Purpose: The economic implications of brachial plexus injuries (BPI) in the United States are not well understood. The purpose of our study was to quantify the direct costs associated with surgical treatment of BPI after traumatic injury in adults, which would enable future study of the societal value of surgical reconstruction. Methods: Using an administrative database of patients with commercial insurance, a cohort of patients aged 18 to 64 years with BPI treated surgically from 2007 to 2015 was assembled and assessed for index admission associated with BPI surgery and all payments toward claims (including medical, surgical, therapy, and pharmacy claims) for 1 year after surgery. Results: Among 189 patients undergoing surgery for BPI, median direct payments were $38,816 (interquartile range: $18,209 to $72,411; minimum: $3,512; maximum: $732,641). Conclusions: Relative to recently published data for the indirect cost of traumatic BPI (median: $801,723), direct payments for 1 year after surgical treatment represent 4.6% of the total long-term cost of BPI. In the context of existing literature demonstrating cost-effectiveness in models of BPI surgical care, our data suggest that surgery and other interventions to maximize return to work after traumatic BPI in adults may be beneficial to society. Type of study/level of evidence: Economic and Decision Analyses IV.

Original languageEnglish
Pages (from-to)77-79
Number of pages3
JournalJournal of Hand Surgery Global Online
Issue number2
StatePublished - Mar 2020


  • Brachial plexus injury
  • Cost of surgery
  • Surgical reconstruction
  • Trauma
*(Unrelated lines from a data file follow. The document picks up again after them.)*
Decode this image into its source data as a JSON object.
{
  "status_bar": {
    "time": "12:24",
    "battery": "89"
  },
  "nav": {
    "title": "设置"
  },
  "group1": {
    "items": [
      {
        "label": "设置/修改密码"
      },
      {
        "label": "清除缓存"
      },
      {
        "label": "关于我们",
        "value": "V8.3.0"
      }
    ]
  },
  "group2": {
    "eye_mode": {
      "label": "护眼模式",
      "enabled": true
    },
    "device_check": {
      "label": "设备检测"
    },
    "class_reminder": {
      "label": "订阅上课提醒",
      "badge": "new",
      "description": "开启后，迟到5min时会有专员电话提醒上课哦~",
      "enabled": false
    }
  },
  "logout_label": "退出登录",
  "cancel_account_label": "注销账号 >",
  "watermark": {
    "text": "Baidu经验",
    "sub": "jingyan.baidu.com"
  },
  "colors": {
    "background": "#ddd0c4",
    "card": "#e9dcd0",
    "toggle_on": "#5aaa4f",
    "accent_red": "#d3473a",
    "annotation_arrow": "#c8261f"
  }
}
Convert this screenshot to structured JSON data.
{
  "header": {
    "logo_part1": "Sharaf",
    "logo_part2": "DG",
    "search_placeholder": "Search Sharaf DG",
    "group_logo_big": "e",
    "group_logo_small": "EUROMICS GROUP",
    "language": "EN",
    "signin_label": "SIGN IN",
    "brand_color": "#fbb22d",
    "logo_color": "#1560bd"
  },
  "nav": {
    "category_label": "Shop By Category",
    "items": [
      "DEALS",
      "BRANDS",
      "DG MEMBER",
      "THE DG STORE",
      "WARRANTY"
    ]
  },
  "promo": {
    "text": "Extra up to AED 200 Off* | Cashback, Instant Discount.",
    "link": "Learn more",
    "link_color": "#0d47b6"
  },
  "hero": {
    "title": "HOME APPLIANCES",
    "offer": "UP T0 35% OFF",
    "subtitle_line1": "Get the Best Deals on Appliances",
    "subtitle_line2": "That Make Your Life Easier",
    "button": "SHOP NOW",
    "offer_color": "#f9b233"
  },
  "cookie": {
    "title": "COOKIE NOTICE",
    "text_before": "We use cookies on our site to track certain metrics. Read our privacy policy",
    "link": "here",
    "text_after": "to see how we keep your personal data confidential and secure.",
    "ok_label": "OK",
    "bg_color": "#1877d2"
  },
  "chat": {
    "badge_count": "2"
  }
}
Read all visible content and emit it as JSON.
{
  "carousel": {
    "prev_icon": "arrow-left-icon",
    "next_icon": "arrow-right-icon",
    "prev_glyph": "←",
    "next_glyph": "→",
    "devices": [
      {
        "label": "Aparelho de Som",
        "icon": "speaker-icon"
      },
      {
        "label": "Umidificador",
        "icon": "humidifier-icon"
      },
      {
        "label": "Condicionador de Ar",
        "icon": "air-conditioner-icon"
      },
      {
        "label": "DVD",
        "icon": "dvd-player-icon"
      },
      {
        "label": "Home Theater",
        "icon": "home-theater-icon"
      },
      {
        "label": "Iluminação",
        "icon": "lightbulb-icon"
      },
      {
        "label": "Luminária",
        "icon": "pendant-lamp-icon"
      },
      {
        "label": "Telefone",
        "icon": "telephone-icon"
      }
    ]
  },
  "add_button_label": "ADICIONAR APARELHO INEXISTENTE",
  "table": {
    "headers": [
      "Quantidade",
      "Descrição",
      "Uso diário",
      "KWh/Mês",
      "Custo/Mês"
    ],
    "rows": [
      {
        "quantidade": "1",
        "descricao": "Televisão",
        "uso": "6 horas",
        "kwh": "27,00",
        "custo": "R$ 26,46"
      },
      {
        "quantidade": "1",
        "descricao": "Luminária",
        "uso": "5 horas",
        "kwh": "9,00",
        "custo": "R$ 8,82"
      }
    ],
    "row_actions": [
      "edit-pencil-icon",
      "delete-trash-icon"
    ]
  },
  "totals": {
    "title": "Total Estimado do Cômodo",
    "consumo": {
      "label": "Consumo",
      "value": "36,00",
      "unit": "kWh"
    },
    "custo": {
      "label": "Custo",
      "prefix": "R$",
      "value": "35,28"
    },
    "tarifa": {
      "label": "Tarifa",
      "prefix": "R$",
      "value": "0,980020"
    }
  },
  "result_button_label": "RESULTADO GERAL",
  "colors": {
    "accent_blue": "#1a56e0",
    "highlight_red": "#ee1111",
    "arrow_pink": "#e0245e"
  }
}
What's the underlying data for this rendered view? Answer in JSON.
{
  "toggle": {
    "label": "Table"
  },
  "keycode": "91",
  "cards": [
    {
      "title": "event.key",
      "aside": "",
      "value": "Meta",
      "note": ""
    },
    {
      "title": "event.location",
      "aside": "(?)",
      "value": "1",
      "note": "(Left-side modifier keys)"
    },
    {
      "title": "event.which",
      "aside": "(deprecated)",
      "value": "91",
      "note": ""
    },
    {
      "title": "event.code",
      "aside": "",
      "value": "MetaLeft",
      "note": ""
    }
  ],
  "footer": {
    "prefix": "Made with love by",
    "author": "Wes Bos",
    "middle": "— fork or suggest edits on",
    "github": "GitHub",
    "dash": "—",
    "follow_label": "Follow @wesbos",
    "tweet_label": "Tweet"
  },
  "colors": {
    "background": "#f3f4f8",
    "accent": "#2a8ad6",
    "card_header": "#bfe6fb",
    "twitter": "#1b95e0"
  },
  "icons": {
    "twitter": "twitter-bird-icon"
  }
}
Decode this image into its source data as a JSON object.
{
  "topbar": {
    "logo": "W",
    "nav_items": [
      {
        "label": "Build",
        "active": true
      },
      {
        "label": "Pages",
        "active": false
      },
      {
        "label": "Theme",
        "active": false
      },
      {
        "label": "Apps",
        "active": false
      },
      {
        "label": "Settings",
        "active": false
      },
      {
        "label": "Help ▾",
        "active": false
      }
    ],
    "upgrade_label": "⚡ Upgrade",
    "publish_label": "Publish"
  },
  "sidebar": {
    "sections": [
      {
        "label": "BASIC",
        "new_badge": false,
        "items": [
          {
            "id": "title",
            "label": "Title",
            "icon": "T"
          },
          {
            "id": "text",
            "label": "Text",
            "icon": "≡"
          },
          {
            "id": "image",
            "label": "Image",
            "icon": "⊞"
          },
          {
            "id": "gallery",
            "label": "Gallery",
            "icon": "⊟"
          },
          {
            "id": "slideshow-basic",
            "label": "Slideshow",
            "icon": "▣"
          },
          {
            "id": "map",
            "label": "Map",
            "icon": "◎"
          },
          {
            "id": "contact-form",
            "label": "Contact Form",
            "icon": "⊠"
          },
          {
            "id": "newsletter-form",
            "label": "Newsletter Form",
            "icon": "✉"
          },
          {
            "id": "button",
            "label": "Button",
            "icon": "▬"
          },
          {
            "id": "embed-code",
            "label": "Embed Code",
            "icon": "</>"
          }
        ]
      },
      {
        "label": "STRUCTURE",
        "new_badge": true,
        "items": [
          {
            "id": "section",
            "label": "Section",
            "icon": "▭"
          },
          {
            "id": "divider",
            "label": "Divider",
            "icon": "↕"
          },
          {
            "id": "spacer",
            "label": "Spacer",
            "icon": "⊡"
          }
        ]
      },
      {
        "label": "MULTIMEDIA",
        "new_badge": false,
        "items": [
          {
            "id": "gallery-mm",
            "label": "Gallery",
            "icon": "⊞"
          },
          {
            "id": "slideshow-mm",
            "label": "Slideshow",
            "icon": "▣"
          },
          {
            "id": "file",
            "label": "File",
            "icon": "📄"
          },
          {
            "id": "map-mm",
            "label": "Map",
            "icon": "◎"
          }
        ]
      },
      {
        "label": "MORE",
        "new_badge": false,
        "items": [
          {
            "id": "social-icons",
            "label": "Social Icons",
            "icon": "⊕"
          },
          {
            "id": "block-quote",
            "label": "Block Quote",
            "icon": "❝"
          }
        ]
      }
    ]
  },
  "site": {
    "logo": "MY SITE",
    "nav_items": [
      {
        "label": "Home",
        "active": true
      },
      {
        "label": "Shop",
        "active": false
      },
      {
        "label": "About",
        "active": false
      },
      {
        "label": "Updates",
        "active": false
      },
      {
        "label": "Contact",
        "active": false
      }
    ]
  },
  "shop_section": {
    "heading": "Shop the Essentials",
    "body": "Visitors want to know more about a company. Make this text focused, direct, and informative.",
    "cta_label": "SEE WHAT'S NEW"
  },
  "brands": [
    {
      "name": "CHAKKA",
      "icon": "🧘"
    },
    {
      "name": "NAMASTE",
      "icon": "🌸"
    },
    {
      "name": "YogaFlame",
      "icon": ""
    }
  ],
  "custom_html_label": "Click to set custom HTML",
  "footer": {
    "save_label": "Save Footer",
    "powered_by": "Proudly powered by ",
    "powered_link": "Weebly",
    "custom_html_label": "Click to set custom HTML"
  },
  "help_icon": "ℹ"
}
Dive into the research topics of 'Direct Cost of Surgically Treated Adult Traumatic Brachial Plexus Injuries'. Together they form a unique fingerprint.

Cite this